Many of the UK airbases that were involved in the exercise remain unknown. Some of the bases that are known include Greenham Common, Brize Norton, and Mildenhall. Paul Dibb, the former director of the Australian Joint Intelligence Organization, suggested that the 1983 war game proved to be more of a threat than the Cuban missile crisis of 1962.

“Able Archer could have triggered the ultimate unintended catastrophe, and with prompt nuclear strike capacities on both the US and Soviet sides, orders of magnitude greater than in 1962,” he said .

Operation Able Archer took place during a state of elevated tension around the globe. In September 1983, the Russians shot down a Korean Airlines Boeing 747 after it mistakenly flew into Russian airspace.

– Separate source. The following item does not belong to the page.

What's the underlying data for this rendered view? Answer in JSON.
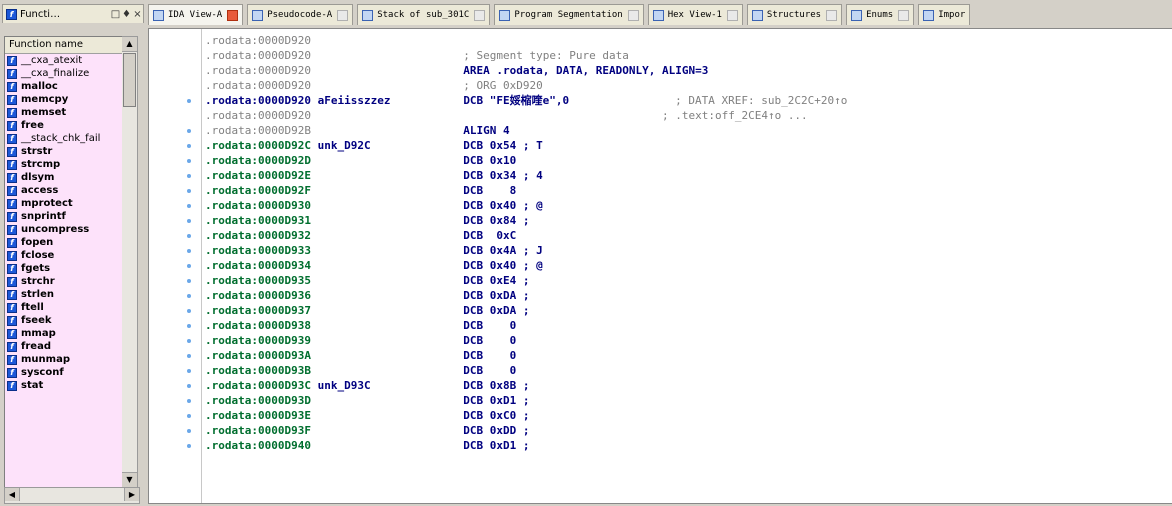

This killed everyone on board, totaling to 269 deaths. Evidence suggest that the Russians believed the Korean plane was an American spy plane.

Earlier that same year, Ronald Reagan made a high profile speech which described the Russians being an evil empire and announced plans to build a “Star Wars” defensive strategy. The lack of trust between the US and the Russians were unparallelled and they were functioning with heightened caution.

A the war game continued, the Kremlin gave orders for a dozen planes located in Eastern Germany and Poland be equipped with nuclear weapons. Additionally, around 70 SS-20 missiles were placed on high alert. Russian submarines that carried nuclear ballistic missiles were sent under the Arctic ice to avoid detection. NATO and its allies believed that Russia was performing their own war games. They had no idea that the Russians were treating the exercise as a precursor of a nuclear strike against them.

A classified report written by the British Joint Intelligence Committee stated that “we cannot discount the possibility that at least some Soviet officials/officers may have misinterpreted Able Archer 83 and possibly other nuclear CPXs [command post exercises] as posing a real threat.” Cabinet Secretary during that time, Sir Robert Armstrong, told Thatcher the Russian response did not look like an ordinary exercise because it was taking “place over a major Soviet holiday, it had the form of actual military activity and alerts, not just war-gaming, and it was limited geographically to the area, central Europe, covered by the Nato exercise which the Soviet Union was monitoring”.

Armstrong also told Thatcher that Moscow’s response “shows the concern of the Soviet Union over a possible Nato surprise attack mounted under cover of exercises”. Many of the intelligence briefings that were brought to Thatcher suggested some people in the Kremlin felt the Able Archer war game felt like a real threat. The formerly classified documents shows Thatcher was concerned by the briefings that she ordered her officials to “consider what could be done to remove the danger that, by miscalculating western intentions, the Soviet Union would over-react”. She ordered her officials to “urgently consider how to approach the Americans on the question of possible Soviet misapprehensions about a surprise NATO attack”.

In response to the briefings, the documents show the Foreign Office and the Ministry of Defense drafted a joint report for discussion with the United States to propose that “NATO should inform [Russia] on a routine basis of proposed Nato exercise activity involving nuclear play”. Information from a JIC report was shared with Reagan, who met with a spy. He was swayed by the arguments that he pushed for a new detente between the US and Russia.Burk stressed that because the Cold War may have ended, it did not mean the risk has ended also.

“Even though the cold war ended more than 20 years ago, thousands of warheads are still actively deployed by the nuclear-armed states,” he said. “We continue to face unacceptably high risks and will continue to do so until we have taken steps to abolish these exceptionally dangerous weapons.”

Evette Champion

Evette Champion is one of the authors writing for WAR HISTORY ONLINE